Still, these are all minor complaints in light of what Felidae accomplishes. Given both its concept and execution, its novelty value is guaranteed. But that it goes beyond that to deliver such a solid and involving mystery, rife with powerful moments and some nasty shocks, is something to be celebrated. One might think that having cartoon kitty-cats prancing across the screen would work against the consistent atmosphere of oppressive dread this story calls for (even if those kitty-cats are doing some pretty awful things), but the finished product proves otherwise. Furthermore, on a technical level, Felidae is — if a little slick at times for my taste — gorgeous. A glance at the various credits of the large, international crew of animators who worked on the film indicates that they were among the most accomplished professionals in the business at the time. In addition to the solid character design and studied believability of the movements, the backgrounds are beautiful without exception — rich with color and lush detail to an extent that they sometimes threaten to upstage the foreground action.

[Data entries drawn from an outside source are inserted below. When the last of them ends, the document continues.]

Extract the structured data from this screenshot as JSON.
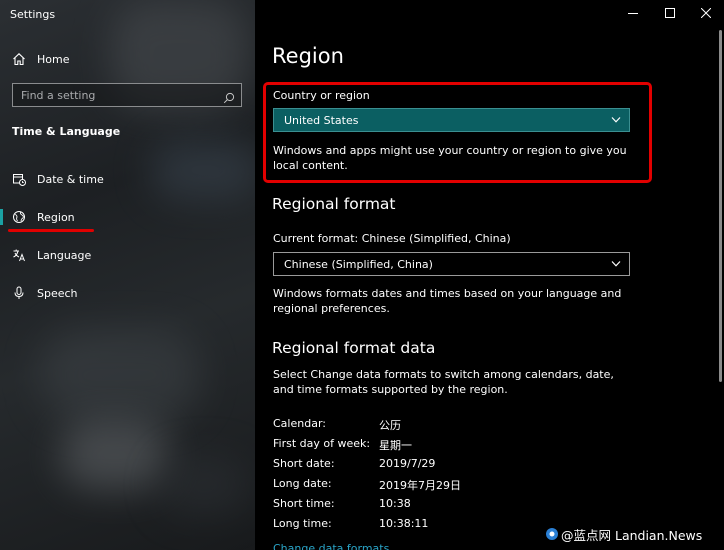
{
  "window": {
    "app_title": "Settings"
  },
  "sidebar": {
    "home_label": "Home",
    "search_placeholder": "Find a setting",
    "section_heading": "Time & Language",
    "items": [
      {
        "label": "Date & time",
        "icon": "calendar-clock-icon"
      },
      {
        "label": "Region",
        "icon": "globe-icon",
        "active": true
      },
      {
        "label": "Language",
        "icon": "language-icon"
      },
      {
        "label": "Speech",
        "icon": "microphone-icon"
      }
    ]
  },
  "main": {
    "page_title": "Region",
    "country": {
      "label": "Country or region",
      "selected": "United States",
      "description": "Windows and apps might use your country or region to give you local content."
    },
    "regional_format": {
      "heading": "Regional format",
      "current_label": "Current format: Chinese (Simplified, China)",
      "selected": "Chinese (Simplified, China)",
      "description": "Windows formats dates and times based on your language and regional preferences."
    },
    "format_data": {
      "heading": "Regional format data",
      "description": "Select Change data formats to switch among calendars, date, and time formats supported by the region.",
      "rows": [
        {
          "label": "Calendar:",
          "value": "公历"
        },
        {
          "label": "First day of week:",
          "value": "星期一"
        },
        {
          "label": "Short date:",
          "value": "2019/7/29"
        },
        {
          "label": "Long date:",
          "value": "2019年7月29日"
        },
        {
          "label": "Short time:",
          "value": "10:38"
        },
        {
          "label": "Long time:",
          "value": "10:38:11"
        }
      ],
      "change_link": "Change data formats"
    }
  },
  "watermark": {
    "text": "@蓝点网 Landian.News"
  },
  "colors": {
    "accent": "#0b5f62",
    "highlight": "#e20000",
    "link": "#2aa5c8"
  }
}
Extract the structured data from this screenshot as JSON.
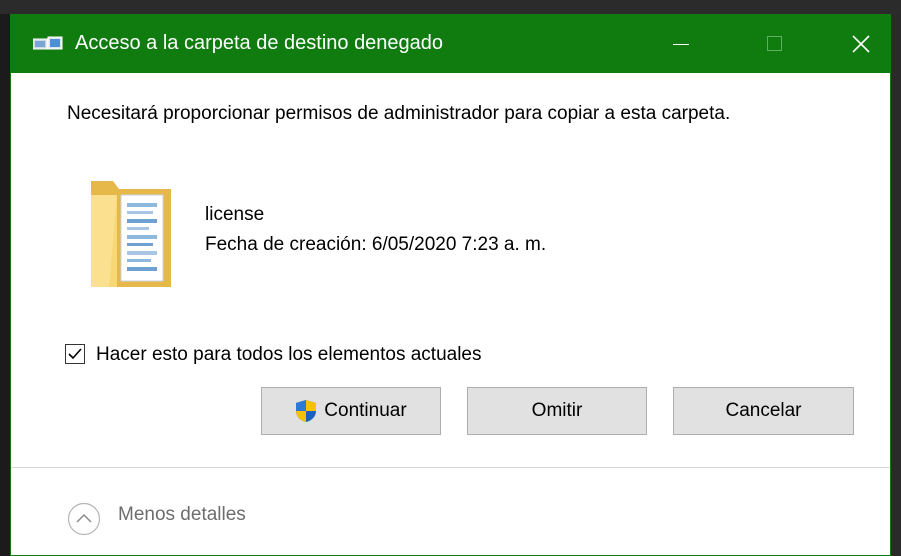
{
  "dialog": {
    "title": "Acceso a la carpeta de destino denegado",
    "message": "Necesitará proporcionar permisos de administrador para copiar a esta carpeta.",
    "accent_color": "#107c10"
  },
  "item": {
    "name": "license",
    "created": "Fecha de creación: 6/05/2020 7:23 a. m.",
    "icon": "folder-icon"
  },
  "checkbox": {
    "label": "Hacer esto para todos los elementos actuales",
    "checked": true
  },
  "buttons": {
    "continue": "Continuar",
    "skip": "Omitir",
    "cancel": "Cancelar"
  },
  "details": {
    "label": "Menos detalles"
  }
}
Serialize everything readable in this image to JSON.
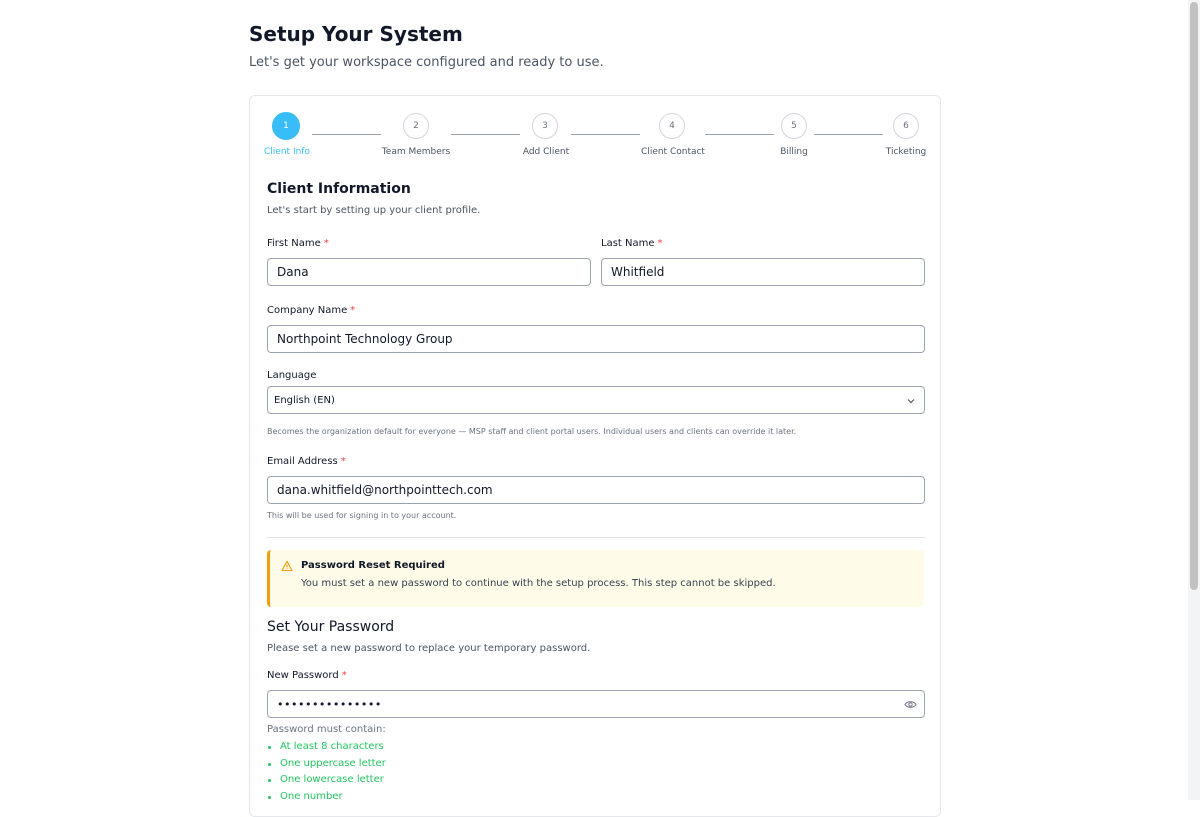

Given that high level of technical artistry, I’m glad that Felidae was made in 1994 — rather than today, when it would undoubtedly have been done with CGI. CGI is to me intrinsically post-modern, always seeming to be about nothing so much as itself — constantly, by way of its very resemblance to live action, calling attention to the trick that it’s pulling on the audience as it’s doing it. As such, it might be fine for films that are just an episodic series of gags, but in service of a sustained narrative — especially one that requires the attention to detail that Felidae‘s does — it’s just a distraction. Drawn animation is definitely the ideal medium for creating the kind of enclosed reality that’s needed for us to invest ourselves in a vision as quirky as Felidae‘s. Given that, this film should stand as a testament to the viability of that medium in the face of the increasingly indistinguishable CGI features that hog our theater screens each holiday season.
Felidae, though in German (the original voice cast includes a number of noted German actors, including Klaus Maria Brandauer), oddly features an English language theme song sung by Boy George. There also exists a perfectly acceptable English language dub, which can be found on the German DVD release (which, sadly, doesn’t include English subtitles for the German language version). All of this indicates that it was made with an eye toward an overseas release, which is not surprising given the obviously high financial investment that went into it. Yet chances are that you have never even heard of it, much less seen it.
That it never received a theatrical release in America is a no-brainer; distributors would undoubtedly have hit a mental logjam trying to market a movie that looks on the surface like a family film but plays out like an angst-ridden version of The Aristocats as imagined by Eli Roth. But surely there are enough people here in the states who would love this orphaned little cinematic tabby — who would take it into their homes, let it curl up in front on the fire, and then rip their throats out — to merit it’s release on domestic DVD.